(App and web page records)
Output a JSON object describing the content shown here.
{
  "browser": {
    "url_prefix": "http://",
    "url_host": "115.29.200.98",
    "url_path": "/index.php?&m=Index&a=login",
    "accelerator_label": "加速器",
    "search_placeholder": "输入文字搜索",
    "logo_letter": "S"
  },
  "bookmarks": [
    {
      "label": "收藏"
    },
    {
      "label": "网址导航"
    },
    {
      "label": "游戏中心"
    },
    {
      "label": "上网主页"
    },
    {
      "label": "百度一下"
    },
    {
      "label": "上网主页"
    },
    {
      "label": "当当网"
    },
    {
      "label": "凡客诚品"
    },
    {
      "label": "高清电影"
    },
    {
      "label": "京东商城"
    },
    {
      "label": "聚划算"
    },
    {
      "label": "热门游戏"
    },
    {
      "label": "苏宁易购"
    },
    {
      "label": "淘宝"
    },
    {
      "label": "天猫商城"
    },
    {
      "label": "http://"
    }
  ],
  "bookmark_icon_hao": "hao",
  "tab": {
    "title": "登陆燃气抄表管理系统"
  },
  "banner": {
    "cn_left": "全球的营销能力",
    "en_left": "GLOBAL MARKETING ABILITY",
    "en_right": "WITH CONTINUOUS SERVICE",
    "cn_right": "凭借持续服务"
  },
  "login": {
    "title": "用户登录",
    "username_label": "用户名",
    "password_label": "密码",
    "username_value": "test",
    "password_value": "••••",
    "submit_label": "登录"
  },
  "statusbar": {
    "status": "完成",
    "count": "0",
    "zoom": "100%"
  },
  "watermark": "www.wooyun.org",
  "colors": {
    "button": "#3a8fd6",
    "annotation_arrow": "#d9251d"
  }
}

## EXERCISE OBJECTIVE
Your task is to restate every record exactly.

## EXPECTED ANSWER
Output a JSON object describing the content shown here.
{
  "browser": {
    "url_prefix": "http://",
    "url_host": "115.29.200.98",
    "url_path": "/index.php?&m=Index&a=login",
    "accelerator_label": "加速器",
    "search_placeholder": "输入文字搜索",
    "logo_letter": "S"
  },
  "bookmarks": [
    {
      "label": "收藏"
    },
    {
      "label": "网址导航"
    },
    {
      "label": "游戏中心"
    },
    {
      "label": "上网主页"
    },
    {
      "label": "百度一下"
    },
    {
      "label": "上网主页"
    },
    {
      "label": "当当网"
    },
    {
      "label": "凡客诚品"
    },
    {
      "label": "高清电影"
    },
    {
      "label": "京东商城"
    },
    {
      "label": "聚划算"
    },
    {
      "label": "热门游戏"
    },
    {
      "label": "苏宁易购"
    },
    {
      "label": "淘宝"
    },
    {
      "label": "天猫商城"
    },
    {
      "label": "http://"
    }
  ],
  "bookmark_icon_hao": "hao",
  "tab": {
    "title": "登陆燃气抄表管理系统"
  },
  "banner": {
    "cn_left": "全球的营销能力",
    "en_left": "GLOBAL MARKETING ABILITY",
    "en_right": "WITH CONTINUOUS SERVICE",
    "cn_right": "凭借持续服务"
  },
  "login": {
    "title": "用户登录",
    "username_label": "用户名",
    "password_label": "密码",
    "username_value": "test",
    "password_value": "••••",
    "submit_label": "登录"
  },
  "statusbar": {
    "status": "完成",
    "count": "0",
    "zoom": "100%"
  },
  "watermark": "www.wooyun.org",
  "colors": {
    "button": "#3a8fd6",
    "annotation_arrow": "#d9251d"
  }
}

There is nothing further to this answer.